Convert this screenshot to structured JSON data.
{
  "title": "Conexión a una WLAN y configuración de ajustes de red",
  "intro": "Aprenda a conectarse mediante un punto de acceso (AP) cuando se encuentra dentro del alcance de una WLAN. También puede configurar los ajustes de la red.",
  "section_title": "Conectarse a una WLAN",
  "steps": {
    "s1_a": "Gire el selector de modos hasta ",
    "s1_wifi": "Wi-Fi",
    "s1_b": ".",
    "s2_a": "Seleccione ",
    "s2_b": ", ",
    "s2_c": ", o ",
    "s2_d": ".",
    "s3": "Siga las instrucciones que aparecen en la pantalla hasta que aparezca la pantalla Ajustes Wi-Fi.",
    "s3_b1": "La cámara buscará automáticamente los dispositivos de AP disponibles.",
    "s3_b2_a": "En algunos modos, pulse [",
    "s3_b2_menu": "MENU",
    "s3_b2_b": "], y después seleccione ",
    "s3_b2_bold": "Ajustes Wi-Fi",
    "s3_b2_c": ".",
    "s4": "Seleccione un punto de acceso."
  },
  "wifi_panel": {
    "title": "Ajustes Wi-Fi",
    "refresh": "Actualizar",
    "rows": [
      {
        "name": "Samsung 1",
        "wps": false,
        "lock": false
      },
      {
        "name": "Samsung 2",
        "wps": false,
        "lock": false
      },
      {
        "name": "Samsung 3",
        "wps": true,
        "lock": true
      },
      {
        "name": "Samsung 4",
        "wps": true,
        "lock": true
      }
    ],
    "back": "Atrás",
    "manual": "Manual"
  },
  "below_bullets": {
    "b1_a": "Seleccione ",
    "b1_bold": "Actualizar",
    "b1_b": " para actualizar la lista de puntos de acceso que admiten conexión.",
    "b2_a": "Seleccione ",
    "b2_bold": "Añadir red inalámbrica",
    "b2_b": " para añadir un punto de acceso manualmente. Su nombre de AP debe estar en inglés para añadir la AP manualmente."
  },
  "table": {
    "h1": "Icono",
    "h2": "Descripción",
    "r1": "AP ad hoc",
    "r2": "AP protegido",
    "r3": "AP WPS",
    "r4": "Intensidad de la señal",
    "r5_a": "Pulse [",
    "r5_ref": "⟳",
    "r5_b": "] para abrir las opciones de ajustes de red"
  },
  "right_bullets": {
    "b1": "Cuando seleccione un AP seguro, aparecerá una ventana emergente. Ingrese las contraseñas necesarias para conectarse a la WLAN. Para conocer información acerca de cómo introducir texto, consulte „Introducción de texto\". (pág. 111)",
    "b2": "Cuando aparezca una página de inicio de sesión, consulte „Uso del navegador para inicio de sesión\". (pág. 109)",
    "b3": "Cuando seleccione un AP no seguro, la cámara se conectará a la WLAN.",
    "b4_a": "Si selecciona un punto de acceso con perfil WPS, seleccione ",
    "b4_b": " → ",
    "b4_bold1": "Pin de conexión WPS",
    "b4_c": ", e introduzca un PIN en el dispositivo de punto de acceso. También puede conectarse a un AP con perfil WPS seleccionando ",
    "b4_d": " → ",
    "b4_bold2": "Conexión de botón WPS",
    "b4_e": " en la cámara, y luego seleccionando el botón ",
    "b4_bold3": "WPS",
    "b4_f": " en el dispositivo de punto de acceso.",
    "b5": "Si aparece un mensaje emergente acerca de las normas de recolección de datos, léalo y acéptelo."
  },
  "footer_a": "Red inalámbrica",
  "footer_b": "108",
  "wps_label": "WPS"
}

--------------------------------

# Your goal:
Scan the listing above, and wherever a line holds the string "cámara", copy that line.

# Response to the task:
    "s3_b1": "La cámara buscará automáticamente los dispositivos de AP disponibles.",
    "b3": "Cuando seleccione un AP no seguro, la cámara se conectará a la WLAN.",
    "b4_e": " en la cámara, y luego seleccionando el botón ",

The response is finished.